Copy every line of the records exactly, without including the images.
··· Excerpted data ···
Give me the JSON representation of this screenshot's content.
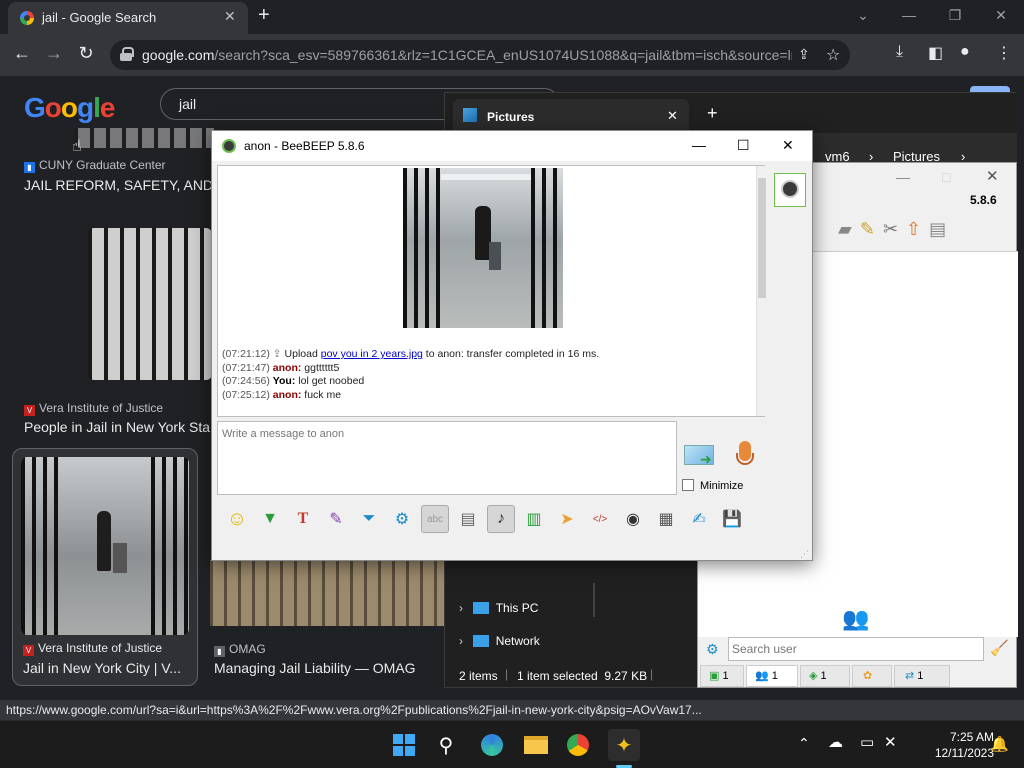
{
  "browser": {
    "tab_title": "jail - Google Search",
    "url_host": "google.com",
    "url_rest": "/search?sca_esv=589766361&rlz=1C1GCEA_enUS1074US1088&q=jail&tbm=isch&source=lnm...",
    "search_query": "jail",
    "logo": "Google"
  },
  "results": [
    {
      "source": "CUNY Graduate Center",
      "title": "JAIL REFORM, SAFETY, AND J"
    },
    {
      "source": "Vera Institute of Justice",
      "title": "People in Jail in New York Sta"
    },
    {
      "source": "Vera Institute of Justice",
      "title": "Jail in New York City | V..."
    },
    {
      "source": "OMAG",
      "title": "Managing Jail Liability — OMAG"
    }
  ],
  "explorer": {
    "tab_title": "Pictures",
    "crumbs": [
      "vm6",
      "Pictures"
    ],
    "tree": [
      "This PC",
      "Network"
    ],
    "status_items": "2 items",
    "status_selected": "1 item selected  9.27 KB"
  },
  "beebeep_main": {
    "version": "5.8.6",
    "search_placeholder": "Search user",
    "tabs": [
      "1",
      "1",
      "1",
      "1"
    ]
  },
  "chat": {
    "title": "anon - BeeBEEP 5.8.6",
    "messages": [
      {
        "time": "(07:21:12)",
        "pre": "Upload ",
        "link": "pov you in 2 years.jpg",
        "post": " to anon: transfer completed in 16 ms."
      },
      {
        "time": "(07:21:47)",
        "sender": "anon:",
        "text": " ggtttttt5"
      },
      {
        "time": "(07:24:56)",
        "sender": "You:",
        "text": " lol get noobed"
      },
      {
        "time": "(07:25:12)",
        "sender": "anon:",
        "text": " fuck me"
      }
    ],
    "compose_placeholder": "Write a message to anon",
    "minimize_label": "Minimize"
  },
  "status_url": "https://www.google.com/url?sa=i&url=https%3A%2F%2Fwww.vera.org%2Fpublications%2Fjail-in-new-york-city&psig=AOvVaw17...",
  "taskbar": {
    "time": "7:25 AM",
    "date": "12/11/2023"
  },
  "colors": {
    "chrome_bg": "#202124",
    "chrome_toolbar": "#35363a",
    "beebeep_green": "#6bbf4a",
    "anon_red": "#8b0000"
  }
}
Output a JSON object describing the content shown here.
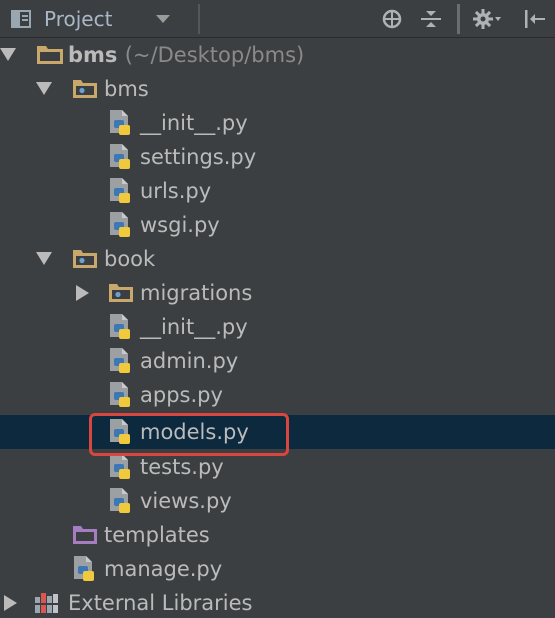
{
  "toolbar": {
    "title": "Project",
    "icons": [
      "project-view-icon",
      "dropdown-caret-icon",
      "locate-icon",
      "collapse-all-icon",
      "gear-icon",
      "hide-panel-icon"
    ]
  },
  "tree": {
    "root": {
      "name": "bms",
      "path": "(~/Desktop/bms)"
    },
    "items": [
      {
        "label": "bms",
        "type": "package"
      },
      {
        "label": "__init__.py",
        "type": "python-file"
      },
      {
        "label": "settings.py",
        "type": "python-file"
      },
      {
        "label": "urls.py",
        "type": "python-file"
      },
      {
        "label": "wsgi.py",
        "type": "python-file"
      },
      {
        "label": "book",
        "type": "package"
      },
      {
        "label": "migrations",
        "type": "package"
      },
      {
        "label": "__init__.py",
        "type": "python-file"
      },
      {
        "label": "admin.py",
        "type": "python-file"
      },
      {
        "label": "apps.py",
        "type": "python-file"
      },
      {
        "label": "models.py",
        "type": "python-file",
        "selected": true
      },
      {
        "label": "tests.py",
        "type": "python-file"
      },
      {
        "label": "views.py",
        "type": "python-file"
      },
      {
        "label": "templates",
        "type": "template-folder"
      },
      {
        "label": "manage.py",
        "type": "python-file"
      },
      {
        "label": "External Libraries",
        "type": "libraries"
      }
    ]
  },
  "colors": {
    "background": "#3c3f41",
    "selection": "#0d293e",
    "highlight_border": "#d9463f",
    "folder": "#c8a86b",
    "template_folder": "#a77dc2",
    "python_blue": "#3b78b5",
    "python_yellow": "#f0c93d"
  }
}
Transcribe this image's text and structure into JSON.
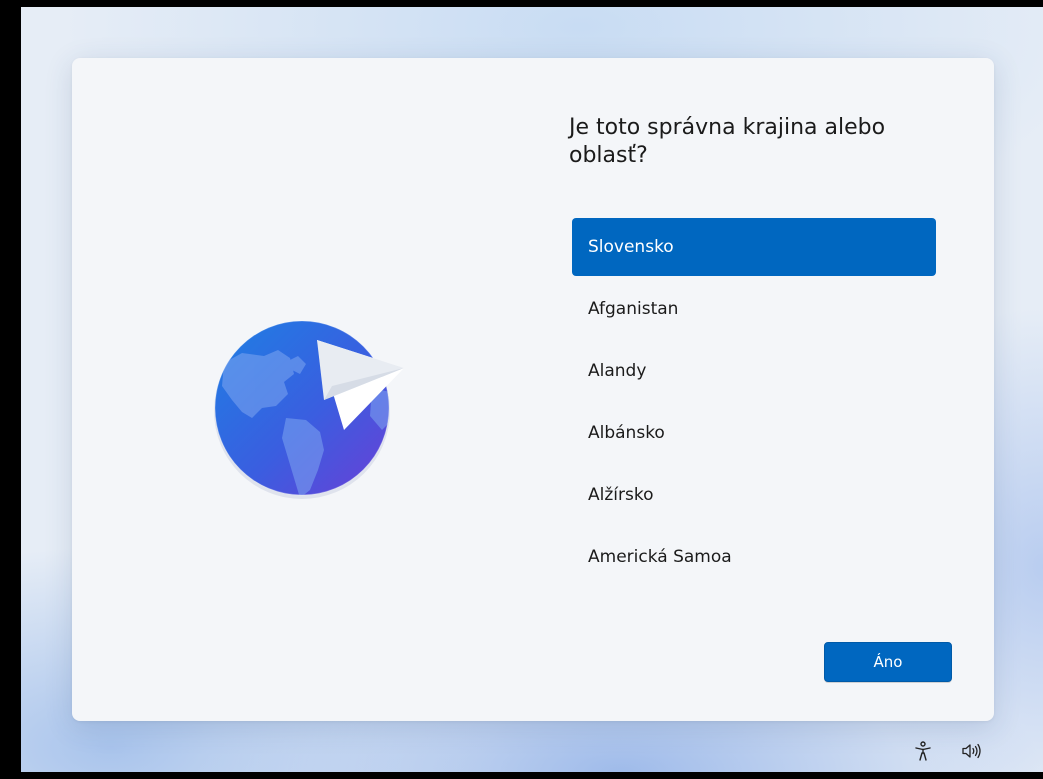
{
  "page": {
    "title": "Je toto správna krajina alebo oblasť?"
  },
  "regions": [
    {
      "label": "Slovensko",
      "selected": true
    },
    {
      "label": "Afganistan",
      "selected": false
    },
    {
      "label": "Alandy",
      "selected": false
    },
    {
      "label": "Albánsko",
      "selected": false
    },
    {
      "label": "Alžírsko",
      "selected": false
    },
    {
      "label": "Americká Samoa",
      "selected": false
    }
  ],
  "actions": {
    "confirm_label": "Áno"
  },
  "icons": {
    "illustration": "globe-with-paper-plane-icon",
    "accessibility": "accessibility-icon",
    "volume": "volume-icon"
  },
  "colors": {
    "accent": "#0067c0",
    "text": "#1b1b1b",
    "card_background": "#f4f6f9"
  }
}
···
## [Response for this exercise]
Give me the JSON representation of this screenshot's content.
{
  "browser": {
    "tab_title": "jail - Google Search",
    "url_host": "google.com",
    "url_rest": "/search?sca_esv=589766361&rlz=1C1GCEA_enUS1074US1088&q=jail&tbm=isch&source=lnm...",
    "search_query": "jail",
    "logo": "Google"
  },
  "results": [
    {
      "source": "CUNY Graduate Center",
      "title": "JAIL REFORM, SAFETY, AND J"
    },
    {
      "source": "Vera Institute of Justice",
      "title": "People in Jail in New York Sta"
    },
    {
      "source": "Vera Institute of Justice",
      "title": "Jail in New York City | V..."
    },
    {
      "source": "OMAG",
      "title": "Managing Jail Liability — OMAG"
    }
  ],
  "explorer": {
    "tab_title": "Pictures",
    "crumbs": [
      "vm6",
      "Pictures"
    ],
    "tree": [
      "This PC",
      "Network"
    ],
    "status_items": "2 items",
    "status_selected": "1 item selected  9.27 KB"
  },
  "beebeep_main": {
    "version": "5.8.6",
    "search_placeholder": "Search user",
    "tabs": [
      "1",
      "1",
      "1",
      "1"
    ]
  },
  "chat": {
    "title": "anon - BeeBEEP 5.8.6",
    "messages": [
      {
        "time": "(07:21:12)",
        "pre": "Upload ",
        "link": "pov you in 2 years.jpg",
        "post": " to anon: transfer completed in 16 ms."
      },
      {
        "time": "(07:21:47)",
        "sender": "anon:",
        "text": " ggtttttt5"
      },
      {
        "time": "(07:24:56)",
        "sender": "You:",
        "text": " lol get noobed"
      },
      {
        "time": "(07:25:12)",
        "sender": "anon:",
        "text": " fuck me"
      }
    ],
    "compose_placeholder": "Write a message to anon",
    "minimize_label": "Minimize"
  },
  "status_url": "https://www.google.com/url?sa=i&url=https%3A%2F%2Fwww.vera.org%2Fpublications%2Fjail-in-new-york-city&psig=AOvVaw17...",
  "taskbar": {
    "time": "7:25 AM",
    "date": "12/11/2023"
  },
  "colors": {
    "chrome_bg": "#202124",
    "chrome_toolbar": "#35363a",
    "beebeep_green": "#6bbf4a",
    "anon_red": "#8b0000"
  }
}
Output a JSON object describing the content shown here.
{
  "toolbar": {
    "title": "Project",
    "icons": [
      "project-view-icon",
      "dropdown-caret-icon",
      "locate-icon",
      "collapse-all-icon",
      "gear-icon",
      "hide-panel-icon"
    ]
  },
  "tree": {
    "root": {
      "name": "bms",
      "path": "(~/Desktop/bms)"
    },
    "items": [
      {
        "label": "bms",
        "type": "package"
      },
      {
        "label": "__init__.py",
        "type": "python-file"
      },
      {
        "label": "settings.py",
        "type": "python-file"
      },
      {
        "label": "urls.py",
        "type": "python-file"
      },
      {
        "label": "wsgi.py",
        "type": "python-file"
      },
      {
        "label": "book",
        "type": "package"
      },
      {
        "label": "migrations",
        "type": "package"
      },
      {
        "label": "__init__.py",
        "type": "python-file"
      },
      {
        "label": "admin.py",
        "type": "python-file"
      },
      {
        "label": "apps.py",
        "type": "python-file"
      },
      {
        "label": "models.py",
        "type": "python-file",
        "selected": true
      },
      {
        "label": "tests.py",
        "type": "python-file"
      },
      {
        "label": "views.py",
        "type": "python-file"
      },
      {
        "label": "templates",
        "type": "template-folder"
      },
      {
        "label": "manage.py",
        "type": "python-file"
      },
      {
        "label": "External Libraries",
        "type": "libraries"
      }
    ]
  },
  "colors": {
    "background": "#3c3f41",
    "selection": "#0d293e",
    "highlight_border": "#d9463f",
    "folder": "#c8a86b",
    "template_folder": "#a77dc2",
    "python_blue": "#3b78b5",
    "python_yellow": "#f0c93d"
  }
}
Transcribe this image's text and structure into JSON.
{
  "page": {
    "title": "Je toto správna krajina alebo oblasť?"
  },
  "regions": [
    {
      "label": "Slovensko",
      "selected": true
    },
    {
      "label": "Afganistan",
      "selected": false
    },
    {
      "label": "Alandy",
      "selected": false
    },
    {
      "label": "Albánsko",
      "selected": false
    },
    {
      "label": "Alžírsko",
      "selected": false
    },
    {
      "label": "Americká Samoa",
      "selected": false
    }
  ],
  "actions": {
    "confirm_label": "Áno"
  },
  "icons": {
    "illustration": "globe-with-paper-plane-icon",
    "accessibility": "accessibility-icon",
    "volume": "volume-icon"
  },
  "colors": {
    "accent": "#0067c0",
    "text": "#1b1b1b",
    "card_background": "#f4f6f9"
  }
}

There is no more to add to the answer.